From the time of the pullout until the recent upsurge in violence, according to B’tselem’s lists, no Israelis were killed by violence emanating from Gaza. Although during this period Palestinian militants launched some 1,000 crude Kasam missiles from Gaza into Israel, no fatalities resulted; at the same time, Israel fired 7,000 to 9,000 heavy artillery shells into Gaza. On June 9, just two weeks before the Hamas raid that killed two Israeli soldiers and captured a third, an apparent Israeli missile strike killed seven members of a Palestinian family picnicking on a Gaza beach, which prompted Hamas to end its 16-month-old informal ceasefire with Israel. (Though Israel has denied responsibility for the killings, a Human Rights Watch investigation strongly challenged the denial, calling the likelihood of Israel not being responsible “remote”; Human Rights Watch, 6/15/06.) Hamas has repeatedly pointed to the Gaza beach incident as one of the central events that prompted its cross-border raid—indeed, Schieffer’s own CBS Evening News has reported that claim (CBS Evening News, 6/25/06). Even so, Schieffer seems unable to recall this recent event.

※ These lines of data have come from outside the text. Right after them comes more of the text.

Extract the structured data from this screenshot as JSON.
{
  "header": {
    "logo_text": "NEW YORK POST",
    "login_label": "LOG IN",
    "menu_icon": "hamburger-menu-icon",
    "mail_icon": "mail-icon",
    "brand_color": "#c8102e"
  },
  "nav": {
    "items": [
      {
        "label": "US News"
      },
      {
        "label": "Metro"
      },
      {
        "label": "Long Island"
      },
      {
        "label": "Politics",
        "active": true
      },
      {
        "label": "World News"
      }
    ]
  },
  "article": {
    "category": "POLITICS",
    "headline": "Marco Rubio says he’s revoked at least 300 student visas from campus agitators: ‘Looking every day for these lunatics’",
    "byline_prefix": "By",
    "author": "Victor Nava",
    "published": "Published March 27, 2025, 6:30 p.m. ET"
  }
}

Hamas also points to the capture of some of its leaders by Israel as the provocation for its raid. If Israelis had every right, as Schieffer said, to respond with force to the capture of one soldier by Hamas, then how are Palestinians expected to feel about the more than 9,000 prisoners captured and held by Israel—including 342 juveniles and over 700 held without trial (Mandela Center for Human Rights, 4/30/06)?

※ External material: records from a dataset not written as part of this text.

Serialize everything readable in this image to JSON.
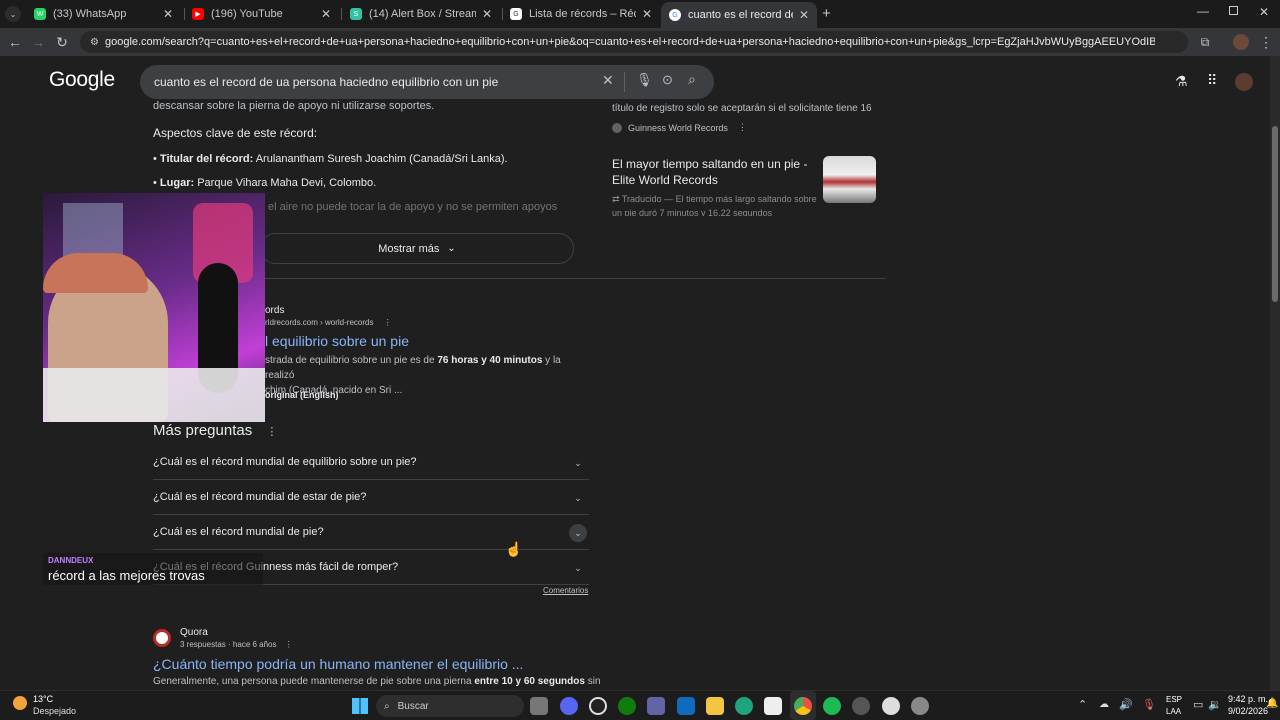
{
  "browser": {
    "tabs": [
      {
        "label": "(33) WhatsApp",
        "color": "#25d366",
        "glyph": "W"
      },
      {
        "label": "(196) YouTube",
        "color": "#ff0000",
        "glyph": "▶"
      },
      {
        "label": "(14) Alert Box / Streamlabs",
        "color": "#31c3a2",
        "glyph": "S"
      },
      {
        "label": "Lista de récords – Récord mund",
        "color": "#ffffff",
        "glyph": "G"
      },
      {
        "label": "cuanto es el record de ua perso",
        "color": "#4285f4",
        "glyph": "G"
      }
    ],
    "new_tab_glyph": "+",
    "url": "google.com/search?q=cuanto+es+el+record+de+ua+persona+haciedno+equilibrio+con+un+pie&oq=cuanto+es+el+record+de+ua+persona+haciedno+equilibrio+con+un+pie&gs_lcrp=EgZjaHJvbWUyBggAEEUYOdIBCTE2MDEwajBqN6gCALACAA&so..."
  },
  "google": {
    "logo": "Google",
    "query": "cuanto es el record de ua persona haciedno equilibrio con un pie"
  },
  "overview": {
    "cut_line": "descansar sobre la pierna de apoyo ni utilizarse soportes.",
    "aspects_heading": "Aspectos clave de este récord:",
    "bullet1_label": "Titular del récord:",
    "bullet1_text": "Arulanantham Suresh Joachim (Canadá/Sri Lanka).",
    "bullet2_label": "Lugar:",
    "bullet2_text": "Parque Vihara Maha Devi, Colombo.",
    "faded_line": "el aire no puede tocar la de apoyo y no se permiten apoyos",
    "show_more": "Mostrar más"
  },
  "right_sources": {
    "item1_text": "título de registro solo se aceptarán si el solicitante tiene 16...",
    "item1_source": "Guinness World Records",
    "item2_title": "El mayor tiempo saltando en un pie - Elite World Records",
    "item2_snippet": "Traducido — El tiempo más largo saltando sobre un pie duró 7 minutos y 16,22 segundos"
  },
  "result1": {
    "site": "ords",
    "breadcrumb": "rldrecords.com › world-records",
    "title": "l equilibrio sobre un pie",
    "snippet_a": "strada de equilibrio sobre un pie es de ",
    "snippet_bold": "76 horas y 40 minutos",
    "snippet_b": " y la realizó",
    "snippet_line2": "chim (Canadá, nacido en Sri ...",
    "original_label": "original (English)"
  },
  "more_questions": {
    "heading": "Más preguntas",
    "questions": [
      "¿Cuál es el récord mundial de equilibrio sobre un pie?",
      "¿Cuál es el récord mundial de estar de pie?",
      "¿Cuál es el récord mundial de pie?",
      "¿Cuál es el récord Guinness más fácil de romper?"
    ],
    "feedback": "Comentarios"
  },
  "result2": {
    "site": "Quora",
    "meta": "3 respuestas · hace 6 años",
    "title": "¿Cuánto tiempo podría un humano mantener el equilibrio ...",
    "snippet_a": "Generalmente, una persona puede mantenerse de pie sobre una pierna ",
    "snippet_bold": "entre 10 y 60 segundos",
    "snippet_b": " sin"
  },
  "overlay": {
    "channel": "DANNDEUX",
    "caption": "récord a las mejores trovas"
  },
  "taskbar": {
    "weather_temp": "13°C",
    "weather_desc": "Despejado",
    "search_label": "Buscar",
    "lang_top": "ESP",
    "lang_bottom": "LAA",
    "time": "9:42 p. m.",
    "date": "9/02/2026"
  }
}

Moreover, Israel’s withdrawal did not remotely give Palestinians “what they wanted.” In addition to its continued deadly attacks on Gaza, Israel has continued to control Gaza’s borders and has withheld tens of millions of dollars of tax revenue in response to Hamas’ victory in democratic elections in January 2006. Israel’s actions crippled the Gaza economy and prompting warnings from the U.N. of a looming humanitarian disaster (UNRWA, 7/8/06).
None of this is to say that Hamas, which has regularly ignored the distinction between military and civilian targets, does not share part of the blame for the current crisis. But to act as though Israel had been behaving as a peace-loving neighbor to Gaza until the soldier’s capture is a willful rewriting of very recent history. The most Schieffer can bring himself to say about Israel is this:
“Israel had every right to respond, and it did. But again, this is the Middle East, so perhaps a response may have made it all worse by giving moderate Arabs in the region an excuse to distance themselves from Israel.”
Israel’s “response” has resulted in the deaths to date of at least 103 Palestinians, while no Israelis have died other than one soldier killed by friendly fire (New York Times, 7/19/06). Meanwhile, Israel has also destroyed Gaza’s main power plant and its water system, leaving tens of thousands of Gaza families without access to food, water and medical care (Oxfam, 7/19/06). In Lebanon, Israel has killed over 300 people, the vast majority of them civilians, wounded over 1000 and displaced half a million (MSNBC, 7/19/06). To call such devastation an “excuse” for Arabs to “distance themselves from Israel” is a trivialization of real human suffering.
Why is Bob Schieffer allowed to get away with such shallow, dismissive coverage of complicated and tragic events? Because it’s the Middle East.